Purpose: We conducted external comparisons for the prevalence of asthma, hypertension, diabetes, and cancer among World Trade Center (WTC) general responders using the National Health Interview Survey (NHIS) as the reference, along with internal comparisons for the incidence of asthma. Methods: Standardized Morbidity Ratios (SMRs) were calculated for the prevalence of the health conditions, and risk ratios (RRs) for asthma incidence. Results: Relative to the NHIS, asthma prevalence was in excess in responders over the study years (age-adjusted SMRs = 1.3-2.8). Hypertension prevalence began to exceed expected from 2006 while diabetes was lower than expected. An upward trend towards excess cancer prevalence was observed. Internal comparisons showed elevated asthma incidence among protective service and utility workers compared to construction workers; while those who arrived at the WTC site in the morning of 9/11 had a lower asthma risk than those who arrived in the afternoon. Conclusions: The use of NHIS data as a reference population demonstrates and reconfirms several important patterns of excess risk in WTC responders. External comparisons are an alternative for disaster cohorts without an established comparison group.

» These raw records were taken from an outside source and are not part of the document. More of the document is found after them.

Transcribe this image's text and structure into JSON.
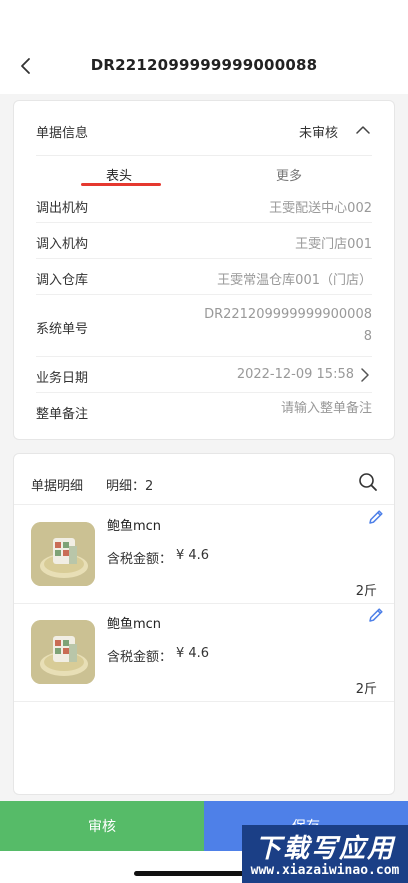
{
  "nav": {
    "title": "DR221209999999900008 8",
    "title_display": "DR2212099999999000088",
    "back_icon": "chevron-left-icon"
  },
  "info": {
    "section_label": "单据信息",
    "status": "未审核",
    "collapse_icon": "chevron-up-icon",
    "tabs": [
      {
        "label": "表头",
        "active": true
      },
      {
        "label": "更多",
        "active": false
      }
    ],
    "active_tab_color": "#e5382f",
    "rows": [
      {
        "key": "调出机构",
        "value": "王雯配送中心002"
      },
      {
        "key": "调入机构",
        "value": "王雯门店001"
      },
      {
        "key": "调入仓库",
        "value": "王雯常温仓库001（门店）"
      },
      {
        "key": "系统单号",
        "value": "DR2212099999999000088"
      },
      {
        "key": "业务日期",
        "value": "2022-12-09 15:58"
      },
      {
        "key": "整单备注",
        "placeholder": "请输入整单备注",
        "value": ""
      }
    ]
  },
  "detail": {
    "section_label": "单据明细",
    "count_label": "明细：2",
    "search_icon": "search-icon",
    "items": [
      {
        "name": "鲍鱼mcn",
        "price_label": "含税金额：",
        "price": "¥ 4.6",
        "qty": "2斤",
        "edit_icon": "pencil-icon"
      },
      {
        "name": "鲍鱼mcn",
        "price_label": "含税金额：",
        "price": "¥ 4.6",
        "qty": "2斤",
        "edit_icon": "pencil-icon"
      }
    ]
  },
  "actions": {
    "audit_label": "审核",
    "save_label": "保存",
    "audit_color": "#56bb68",
    "save_color": "#4e80e8"
  },
  "watermark": {
    "main": "下载写应用",
    "sub": "www.xiazaiwinao.com"
  }
}
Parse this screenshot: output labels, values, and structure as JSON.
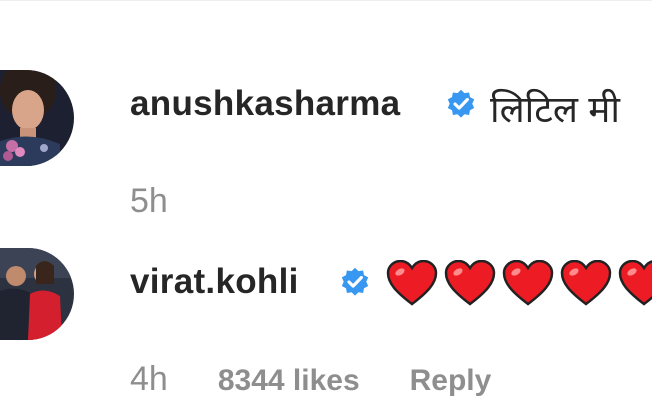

- World Trade Center responders
- chronic diseases
- national health interview survey
- standardized morbidity ratios